Furthermore – "having worked so hard to get the visitor to come to your site, why on earth do you now want him to see a hyperlink that might now take him someplace else?" Especially if you have no idea where it goes?!
You shouldn't even post your own advertising on your site. Once a customer has arrived at your place of business, virtual or otherwise, he has no further need for advertisements to tell him how wonderful your company is.
P.S.: You might have noticed that this web site is "100% advertisement free."
Our Advice #2: "Don't Talk to Strangers, Even When They Talk To You."
We advise you to be quite circumspect concerning details about your business – and your personal life. Don't give information away unless you know to whom it is being furnished, exactly what is being furnished, and the true purpose why this is being done.
- The mere fact that well-known companies are holding their hands out, asking you for information, doesn't mean that you should fill those hands – even if they have engaged "professionals" to insist that you should.
You also should be circumspect about any data that you gather. If you have a legitimate business need to gather it, fully disclose this. Safeguard this information profoundly, even if it doesn't contain a credit-card number and whether or not there's a law demanding it. Never furnish or sell any information that you have gathered to anyone else, even in summary form. Strict laws are coming, and you may as well be on the right side now. (Plus, "it's the right thing to do.")
Good Business is Still Done "The Old-Fashioned Way."
Customers engage with your business, and keep coming back, because you establish and maintain a quality business relationship with them, just as you did back in the good ol' days. They discover you – not by doing a blind keyword search – by using some kind of domain-specific index, such as the Yellow Pages® or a domain-specific website/app such as OpenTable® or Yelp® or something specific to your industry. Perhaps they discover your advertisements or an article written by you in a trade publication. This ordinarily leads them to your web-site, where the initial contact begins to turn into a new customer: a new customer who has already started to learn about the company with whom he will be dealing (and so far it hasn't cost you a cent). Or maybe he picks up the phone because he wants to talk right away to a real human being.

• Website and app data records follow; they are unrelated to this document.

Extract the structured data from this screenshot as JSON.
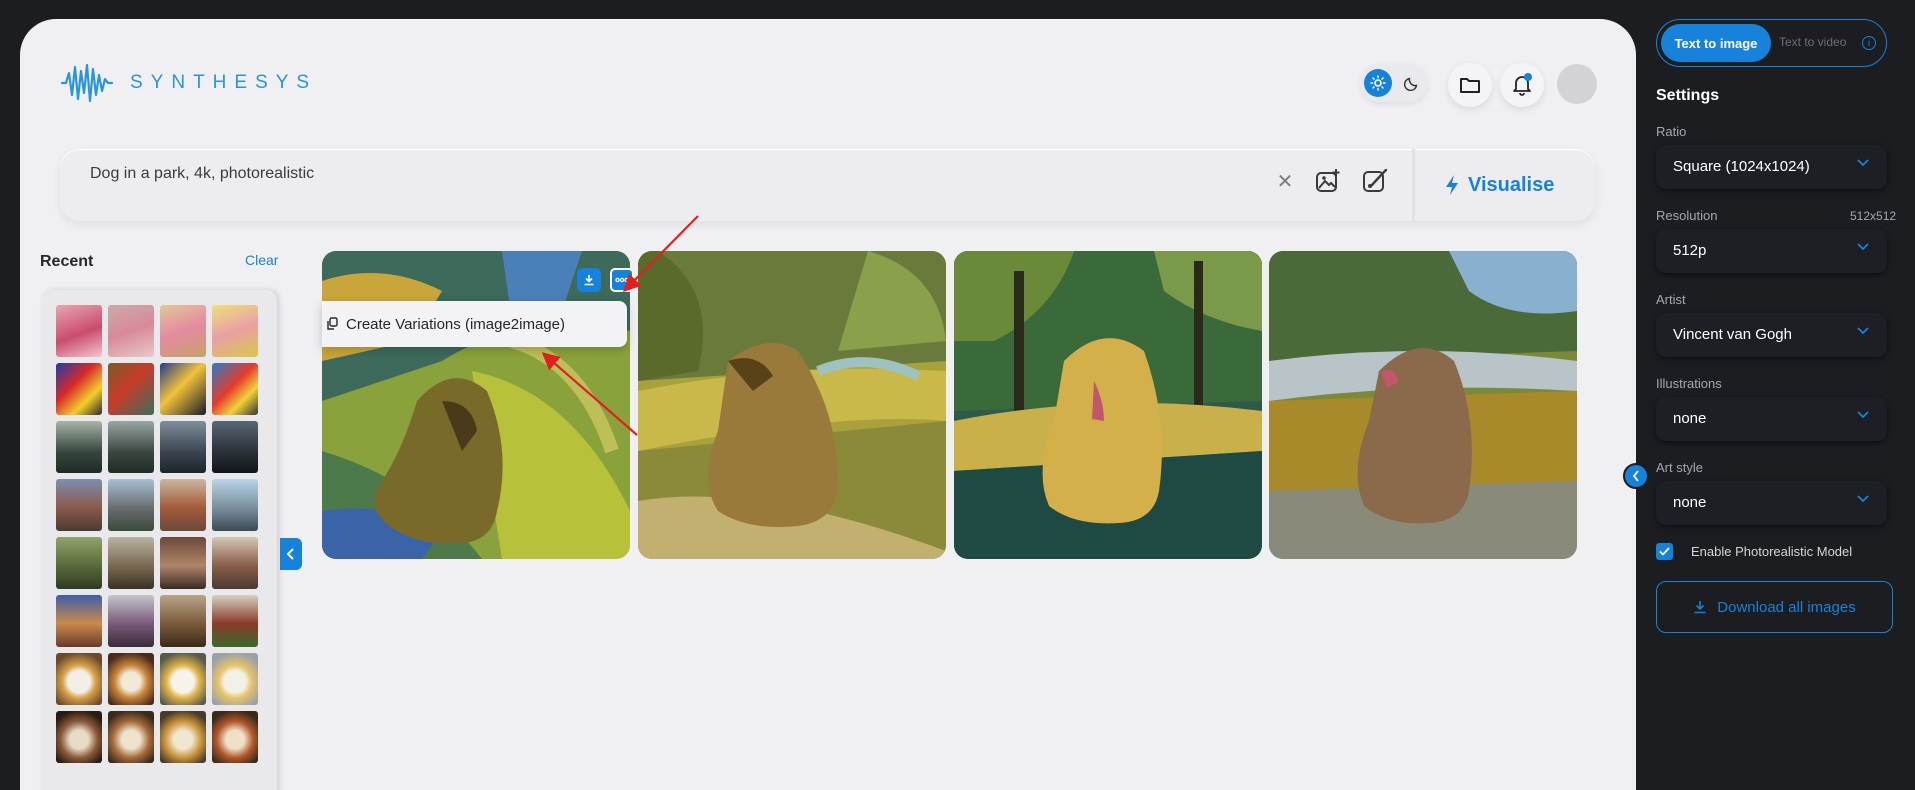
{
  "brand": {
    "name": "SYNTHESYS",
    "accent": "#1782d9"
  },
  "prompt": {
    "value": "Dog in a park, 4k, photorealistic",
    "clear_icon": "close-icon",
    "action_label": "Visualise"
  },
  "recent": {
    "title": "Recent",
    "clear_label": "Clear"
  },
  "gallery": {
    "context_menu": {
      "item_label": "Create Variations (image2image)"
    }
  },
  "header": {
    "theme": "light"
  },
  "settings": {
    "mode_active": "Text to image",
    "mode_inactive": "Text to video",
    "title": "Settings",
    "ratio": {
      "label": "Ratio",
      "value": "Square (1024x1024)"
    },
    "resolution": {
      "label": "Resolution",
      "aside": "512x512",
      "value": "512p"
    },
    "artist": {
      "label": "Artist",
      "value": "Vincent van Gogh"
    },
    "illustrations": {
      "label": "Illustrations",
      "value": "none"
    },
    "art_style": {
      "label": "Art style",
      "value": "none"
    },
    "photorealistic": {
      "label": "Enable Photorealistic Model",
      "checked": true
    },
    "download_all": "Download all images"
  }
}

Remember: when you willingly give up data, you also give up control over how the data is used, and you lose its benefits. A potential customer who wants to see your entire product catalog – complete with wholesale(!) and retail prices – should have to engage with you first. He shouldn't be learning everything that there is to know about you, if you have no opportunity to learn anything about him or to begin the sales process. If your product lines are specialized, as most company's product lines are, such a "data dump" is comparatively useless anyway. And if your products come off a slow boat from China and are therefore identical with everyone else who shopped from the same boat, why should you enable a search-engine to anonymously direct customers to the company that's currently offering the lowest price for that effectively-commodity item?
Data is very valuable, so every use that you choose to make of it should be purposeful. Don't give the stuff away. Don't even sell it.